“If you are going to sin, sin against God, not the bureaucracy. God will forgive you but the bureaucracy won’t.”
To many, adventurers are viewed as homicidal sociopaths. Let’s face it, the average adventuring day involves accosting civilians for information and clues, murdering sentient creatures, looting and pillaging ancient family heirlooms and other national treasures; all followed by nights of boasting and heavy drinking at the local tavern. What constable or noble wouldn’t be nervous about bands of powerful individuals with equally powerful weapons and spells at their disposal roving the lands in search of glory and treasure? The Adventurer’s Guild provides a legal framework to legitimize these activities.
There are some key points to remember about the Adventurer’s Guild:
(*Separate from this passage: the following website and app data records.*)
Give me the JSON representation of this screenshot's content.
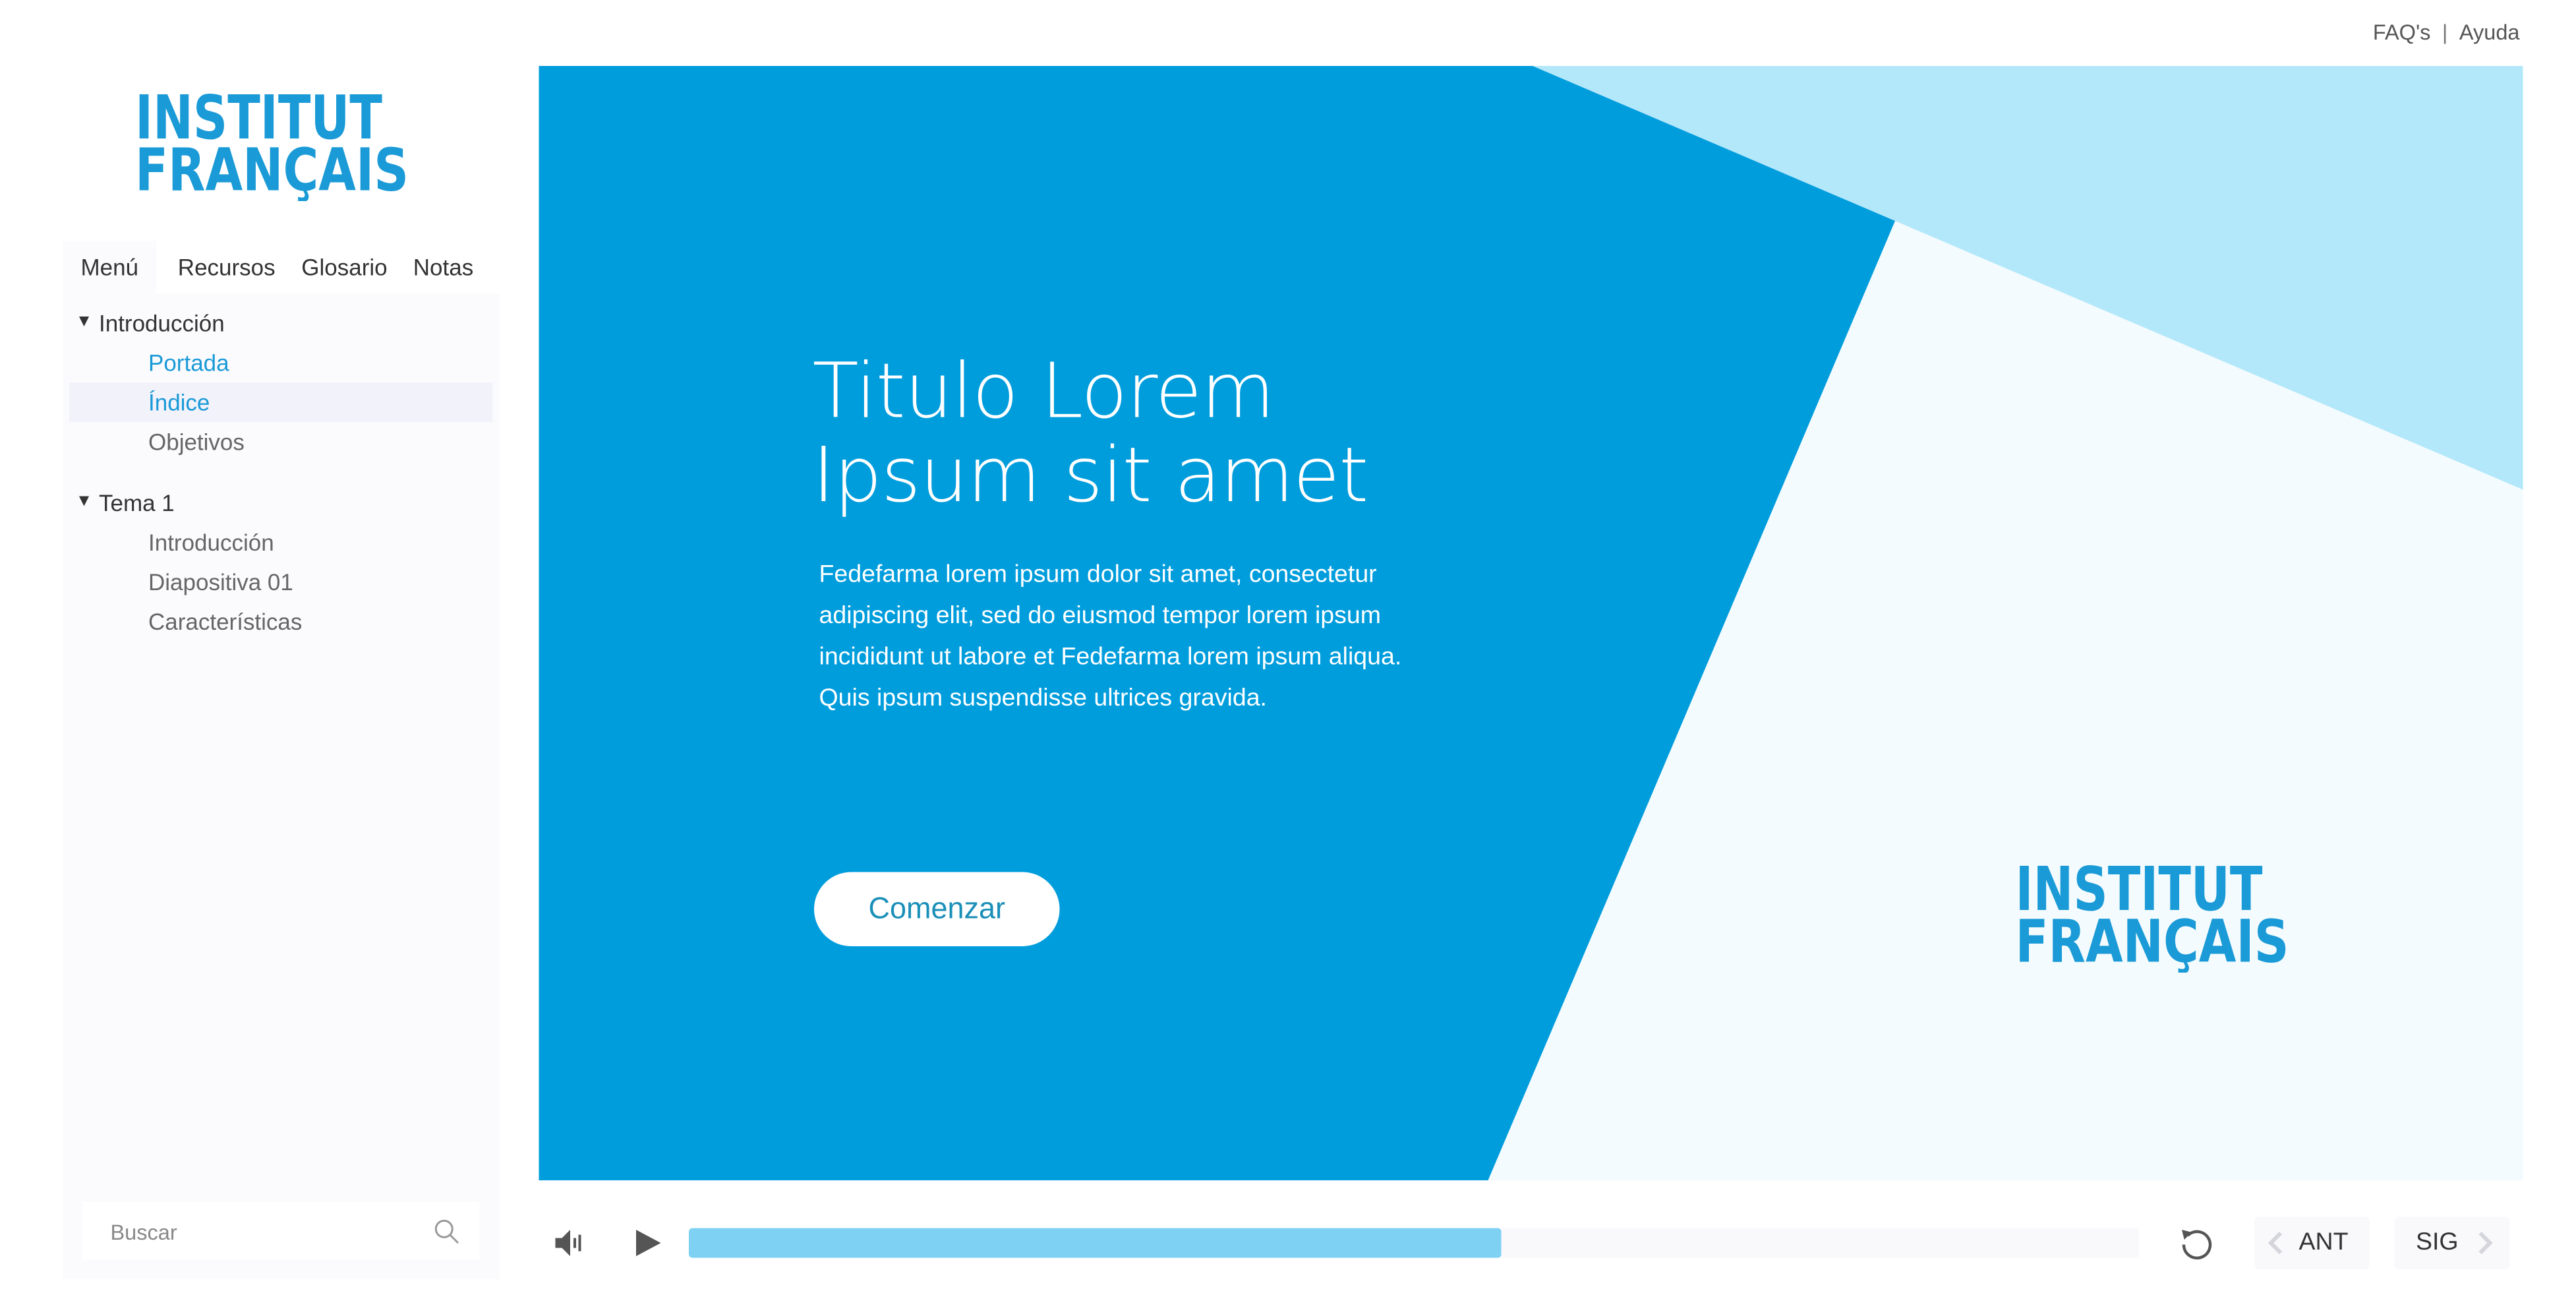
{
  "header": {
    "faq_label": "FAQ's",
    "separator": "|",
    "help_label": "Ayuda"
  },
  "brand": {
    "logo_text": "INSTITUT FRANÇAIS",
    "color": "#1a9ad6"
  },
  "sidebar": {
    "tabs": [
      {
        "label": "Menú",
        "active": true
      },
      {
        "label": "Recursos",
        "active": false
      },
      {
        "label": "Glosario",
        "active": false
      },
      {
        "label": "Notas",
        "active": false
      }
    ],
    "groups": [
      {
        "label": "Introducción",
        "expanded": true,
        "items": [
          {
            "label": "Portada",
            "state": "visited"
          },
          {
            "label": "Índice",
            "state": "current"
          },
          {
            "label": "Objetivos",
            "state": "default"
          }
        ]
      },
      {
        "label": "Tema 1",
        "expanded": true,
        "items": [
          {
            "label": "Introducción",
            "state": "default"
          },
          {
            "label": "Diapositiva 01",
            "state": "default"
          },
          {
            "label": "Características",
            "state": "default"
          }
        ]
      }
    ],
    "search": {
      "placeholder": "Buscar",
      "value": ""
    }
  },
  "slide": {
    "title_line1": "Titulo Lorem",
    "title_line2": "Ipsum sit amet",
    "body": "Fedefarma lorem ipsum dolor sit amet, consectetur adipiscing elit, sed do eiusmod tempor  lorem ipsum incididunt ut labore et Fedefarma lorem ipsum aliqua. Quis ipsum suspendisse ultrices gravida.",
    "start_button": "Comenzar",
    "colors": {
      "primary": "#009ddd",
      "light": "#b3e8fb",
      "pale": "#f3fbfe"
    }
  },
  "player": {
    "progress_fraction": 0.56,
    "progress_color": "#7fd1f4",
    "prev_label": "ANT",
    "next_label": "SIG",
    "icons": [
      "volume-icon",
      "play-icon",
      "replay-icon",
      "chevron-left-icon",
      "chevron-right-icon"
    ]
  }
}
- Neutral and Unbiased. The Guild accepts members from all nationalities, creeds, and races. Likewise, quest petitions are nearly universally accepted and posted, no matter how large or small. The only exception are requests for outright murder or theft, or petitions that break local laws and customs. (Even this can be circumvented, and the boards of many shadier guildhalls are studded with requests to liberate “stolen” cargo or bring certain people to justice.)
- Subservient to Local Authorities. The Guild accedes authority all local and national organizations. Often the Guild will work hand in hand with local constables and militia. Also, all rewards, bounties, and loot are subject to both Guild and local taxes. Failure to comply with these tariffs can result in immediate expulsion from the guild.
- Independent Contractors. Guild members are free to pursue any and all petitions they wish, or not pursue any at all. Membership only provides adventurers with license to pursue contracts, and members are not obligated in any official way to perform contracts. Adventurers may pursue their own investigations and explorations as long as they file a Writ of Intent with their local guild hall.
- Absolutely Transparent. All applications, petitions, contracts and other guild documents are public record. Likewise, each group of adventurers, or party, must have a guild-sanctioned secretary to scribe the party’s activities in an adventurer’s log. Transparency has been the key to the Guild’s acceptance by the local populace, so the Guild takes this aspect very seriously.